    offshore saidIf you ever hear some one use the term "Traditional Values". You know they know it means "Crap that can't get away otherwise in modern civilization"

    - Slavery was a tradition for some, check
    - Whale hunting was a tradition for some, check
    - Abusing women was a tradition for some, check
    - Crime against gays was a tradition for some, check

    So if someone brings up 'tradition value' next time, tell them they are talking shit.


    I couldn't agree with you any more... Regardless of the cultural context that "traditional values" is used, it kinda screams to me inequality based on gender, ethnicity, sexuality, and/or religion.

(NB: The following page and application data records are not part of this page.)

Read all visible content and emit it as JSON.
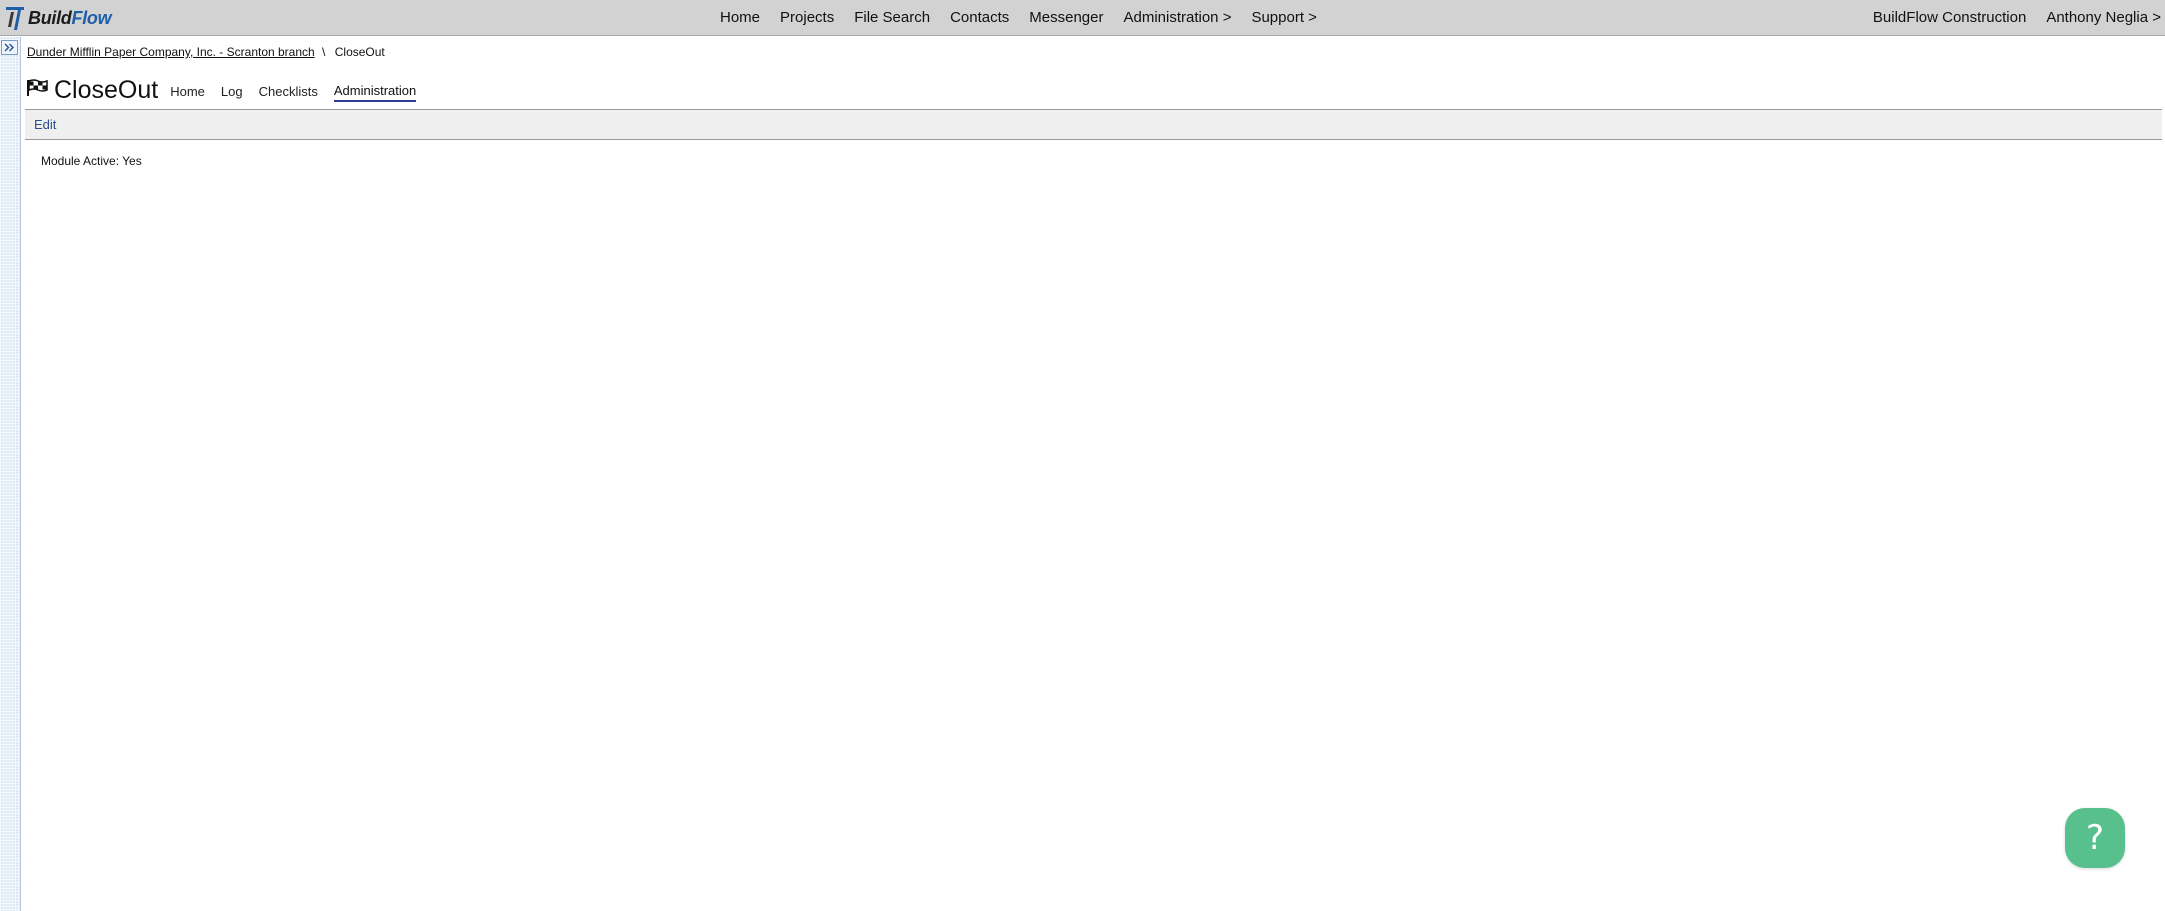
{
  "app": {
    "brand_part1": "Build",
    "brand_part2": "Flow"
  },
  "topnav": {
    "items": [
      "Home",
      "Projects",
      "File Search",
      "Contacts",
      "Messenger",
      "Administration >",
      "Support >"
    ],
    "company": "BuildFlow Construction",
    "user": "Anthony Neglia >"
  },
  "breadcrumb": {
    "parent": "Dunder Mifflin Paper Company, Inc. - Scranton branch",
    "separator": "\\",
    "current": "CloseOut"
  },
  "module": {
    "icon": "checkered-flag-icon",
    "title": "CloseOut",
    "tabs": [
      "Home",
      "Log",
      "Checklists",
      "Administration"
    ],
    "active_tab": "Administration"
  },
  "toolbar": {
    "edit_label": "Edit"
  },
  "fields": {
    "module_active": "Module Active: Yes"
  },
  "help": {
    "label": "?"
  },
  "colors": {
    "topbar": "#d2d2d2",
    "brand_blue": "#1f5fa8",
    "active_tab_underline": "#2a3d8f",
    "help_green": "#57c08c"
  }
}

    Screw "traditional values"...
  • metta

    Posts: 39107

    Apr 03, 2012 4:24 PM GMT

    Gay activists fight for human rights in Africa

    http://www.suntimes.com/news/otherviews/11622841-452/gay-activists-fight-for-human-rights-in-africa.html


    I wonder if it would be possible to come up with an effective plan to educate people in Africa on GLBT issues. Their knowledge is currently totally based on ignorance and hatred. I realize that it will take Africans to make such a change but maybe we can help them come up with a plan that will work, and possibly help to finance such changes.
  • FRE0

    Posts: 4864

    Apr 03, 2012 10:24 PM GMT
    metta8 said
    Gay activists fight for human rights in Africa

    http://www.suntimes.com/news/otherviews/11622841-452/gay-activists-fight-for-human-rights-in-africa.html


    I wonder if it would be possible to come up with an effective plan to educate people in Africa on GLBT issues. Their knowledge is currently totally based on ignorance and hatred. I realize that it will take Africans to make such a change but maybe we can help them come up with a plan that will work, and possibly help to finance such changes.


    Their "knowledge" is based on what they have been told by fundamentalist "Christians" from the U.S. They've even been told that gays eat feces. They've also been told that homosexuality is of western origin and did not originally exist in Africa. I'm sure that many of the better educated African clergy know better, but they can enhance their power and influence by finding a minority to excoriate, just as Hitler excoriated the Jews to enhance his power.

    Unfortunately, among some "Christians," the commandment prohibiting bearing false witness is not considered especially important. They tend to be very Machiavellian and will say anything to enhance their power and influence.